This huge price difference, and blatant violation of the laws, results in consumers continuing to down trade and buy cheaply availably duty not paid brands. Therefore, despite radical and never witnessed before increases in excise rates, government revenues are still expected to fall short of the forecast of Rs147 billion and in fact decline even lower than what was generated last year, Rs124 billion.

Sources in FBR have confirmed that two large manufacturers who contribute 98% of the total tobacco revenue has presented a proposal to FBR which will increase revenue from existing Rs116 billion in the current fiscal year to Rs140 billion in the next fiscal year.

If completely eradicated Non Duty Paid cigarettes, the government would be able to generate an additional Rs77 billion (estimated) in taxes each year. This is the potential of finishing duty not paid cigarettes, if they are dealt with effectively by the tax authorities in collaboration with other law enforcing agencies at federal and provincial levels.

According to experts, 98% of government revenue contribution is from the tax paying industry and the Duty Not Paid industry that has close to 38% market share only contributes 2% of the total government revenues.

In the FY 2019-20 budget, the advance adjustable tax to be paid by manufacturers was reduced, the task forces to be set up for enforcement against tax evading cigarettes were not set up and finally, the much awaited, implementation of a Track & Trace system now seems to be in a spiral.

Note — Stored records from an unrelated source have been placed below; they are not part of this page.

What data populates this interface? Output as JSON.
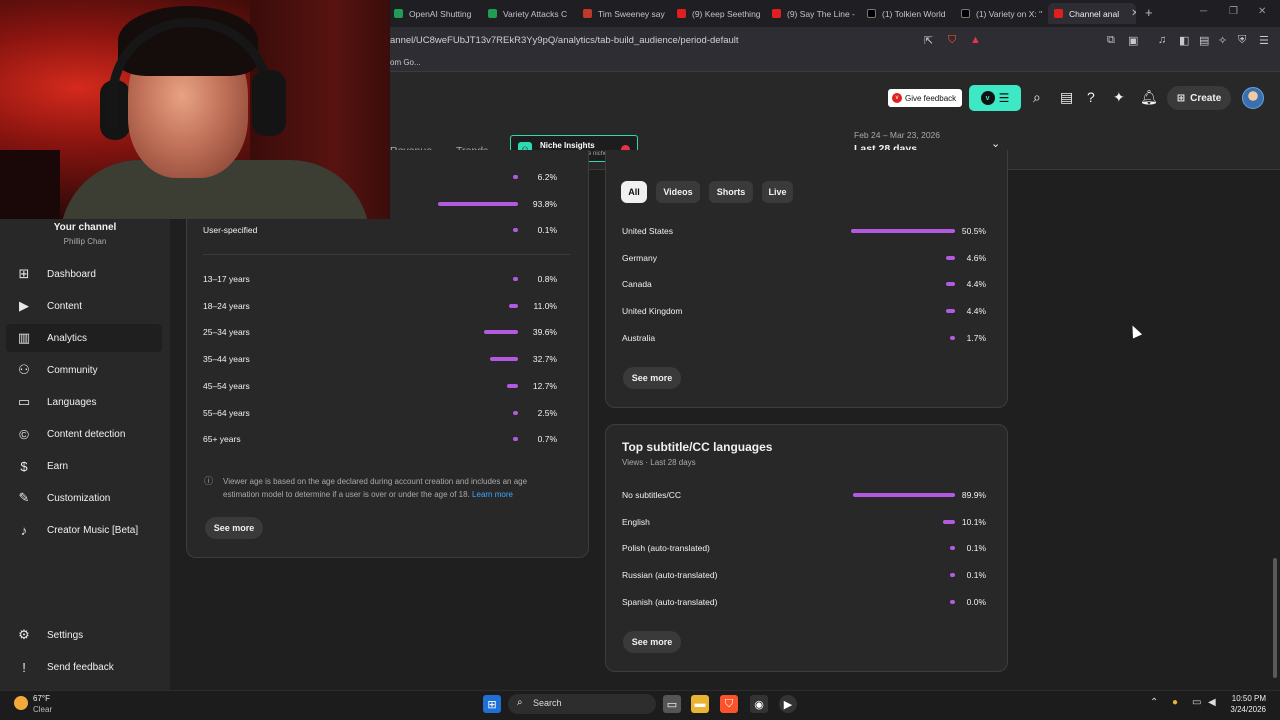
{
  "browser": {
    "tabs": [
      {
        "label": "OpenAI Shutting",
        "color": "#1f9d55"
      },
      {
        "label": "Variety Attacks C",
        "color": "#1f9d55"
      },
      {
        "label": "Tim Sweeney say",
        "color": "#c0392b"
      },
      {
        "label": "(9) Keep Seething",
        "color": "#e02020"
      },
      {
        "label": "(9) Say The Line -",
        "color": "#e02020"
      },
      {
        "label": "(1) Tolkien World",
        "color": "#222222"
      },
      {
        "label": "(1) Variety on X: \"",
        "color": "#222222"
      },
      {
        "label": "Channel anal",
        "color": "#e02020"
      }
    ],
    "url": "annel/UC8weFUbJT13v7REkR3Yy9pQ/analytics/tab-build_audience/period-default",
    "bookmark": "om Go..."
  },
  "header": {
    "feedback_label": "Give feedback",
    "create_label": "Create"
  },
  "subnav": {
    "revenue": "Revenue",
    "trends": "Trends",
    "niche_title": "Niche Insights",
    "niche_sub": "Analyze your entire niche",
    "period_range": "Feb 24 – Mar 23, 2026",
    "period_label": "Last 28 days"
  },
  "sidebar": {
    "channel_title": "Your channel",
    "channel_name": "Phillip Chan",
    "items": [
      {
        "label": "Dashboard",
        "icon": "dashboard-icon"
      },
      {
        "label": "Content",
        "icon": "content-icon"
      },
      {
        "label": "Analytics",
        "icon": "analytics-icon"
      },
      {
        "label": "Community",
        "icon": "community-icon"
      },
      {
        "label": "Languages",
        "icon": "languages-icon"
      },
      {
        "label": "Content detection",
        "icon": "copyright-icon"
      },
      {
        "label": "Earn",
        "icon": "earn-icon"
      },
      {
        "label": "Customization",
        "icon": "customization-icon"
      },
      {
        "label": "Creator Music [Beta]",
        "icon": "music-icon"
      }
    ],
    "settings": "Settings",
    "send_feedback": "Send feedback"
  },
  "gender": {
    "rows": [
      {
        "label": "",
        "pct": "6.2%",
        "value": 6.2
      },
      {
        "label": "",
        "pct": "93.8%",
        "value": 93.8
      },
      {
        "label": "User-specified",
        "pct": "0.1%",
        "value": 0.1
      }
    ]
  },
  "age": {
    "rows": [
      {
        "label": "13–17 years",
        "pct": "0.8%",
        "value": 0.8
      },
      {
        "label": "18–24 years",
        "pct": "11.0%",
        "value": 11.0
      },
      {
        "label": "25–34 years",
        "pct": "39.6%",
        "value": 39.6
      },
      {
        "label": "35–44 years",
        "pct": "32.7%",
        "value": 32.7
      },
      {
        "label": "45–54 years",
        "pct": "12.7%",
        "value": 12.7
      },
      {
        "label": "55–64 years",
        "pct": "2.5%",
        "value": 2.5
      },
      {
        "label": "65+ years",
        "pct": "0.7%",
        "value": 0.7
      }
    ],
    "note": "Viewer age is based on the age declared during account creation and includes an age estimation model to determine if a user is over or under the age of 18.",
    "learn_more": "Learn more",
    "see_more": "See more"
  },
  "geography": {
    "chips": [
      "All",
      "Videos",
      "Shorts",
      "Live"
    ],
    "rows": [
      {
        "label": "United States",
        "pct": "50.5%",
        "value": 50.5
      },
      {
        "label": "Germany",
        "pct": "4.6%",
        "value": 4.6
      },
      {
        "label": "Canada",
        "pct": "4.4%",
        "value": 4.4
      },
      {
        "label": "United Kingdom",
        "pct": "4.4%",
        "value": 4.4
      },
      {
        "label": "Australia",
        "pct": "1.7%",
        "value": 1.7
      }
    ],
    "see_more": "See more"
  },
  "subtitles": {
    "title": "Top subtitle/CC languages",
    "subtitle": "Views · Last 28 days",
    "rows": [
      {
        "label": "No subtitles/CC",
        "pct": "89.9%",
        "value": 89.9
      },
      {
        "label": "English",
        "pct": "10.1%",
        "value": 10.1
      },
      {
        "label": "Polish (auto-translated)",
        "pct": "0.1%",
        "value": 0.1
      },
      {
        "label": "Russian (auto-translated)",
        "pct": "0.1%",
        "value": 0.1
      },
      {
        "label": "Spanish (auto-translated)",
        "pct": "0.0%",
        "value": 0.0
      }
    ],
    "see_more": "See more"
  },
  "taskbar": {
    "temp": "67°F",
    "weather": "Clear",
    "search": "Search",
    "time": "10:50 PM",
    "date": "3/24/2026"
  },
  "colors": {
    "bar": "#b35ae0",
    "accent_teal": "#3de8c4"
  }
}
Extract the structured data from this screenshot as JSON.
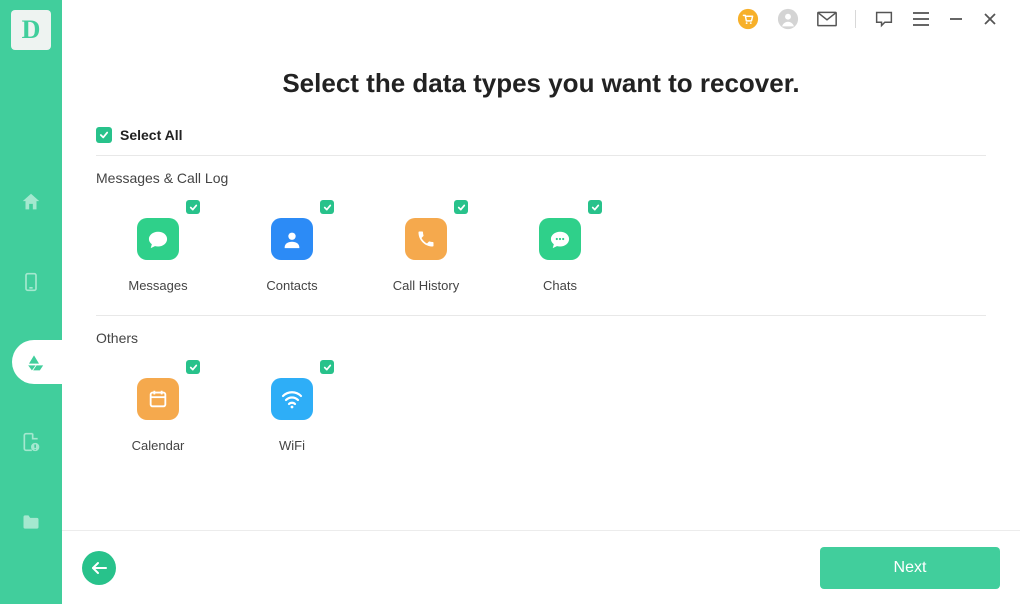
{
  "app": {
    "logo_letter": "D"
  },
  "header": {
    "title": "Select the data types you want to recover.",
    "select_all_label": "Select All"
  },
  "sections": {
    "messages_call_log": {
      "title": "Messages & Call Log",
      "tiles": {
        "messages": {
          "label": "Messages",
          "checked": true,
          "color": "#2fd08a"
        },
        "contacts": {
          "label": "Contacts",
          "checked": true,
          "color": "#2c8bf6"
        },
        "call_history": {
          "label": "Call History",
          "checked": true,
          "color": "#f5a94d"
        },
        "chats": {
          "label": "Chats",
          "checked": true,
          "color": "#2fd08a"
        }
      }
    },
    "others": {
      "title": "Others",
      "tiles": {
        "calendar": {
          "label": "Calendar",
          "checked": true,
          "color": "#f5a94d"
        },
        "wifi": {
          "label": "WiFi",
          "checked": true,
          "color": "#2eaef7"
        }
      }
    }
  },
  "footer": {
    "next_label": "Next"
  },
  "colors": {
    "accent": "#41ce9c",
    "check": "#28c28b"
  }
}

Regarding the adjustable advance Federal Excise Duty (FED), in what seemed to be an unprecedented move last year, the government decided to reduce this back to Rs10/kg from Rs300/kg applicable on tobacco that had just been increased the year before. To reduce Duty Not Paid cigarette market by plugging leakages and stop revenue losses, FBR introduced a Rs300/kg adjustable advance tax (First Schedule, Table I, Serial No 7 of the Federal Excise Act 2005) applicable on processed tobacco that comes out of Green Leaf Threshing (GLT) plants of cigarette manufacturing units, that also process leaf for cigarette manufacturers who do not have GLT plants.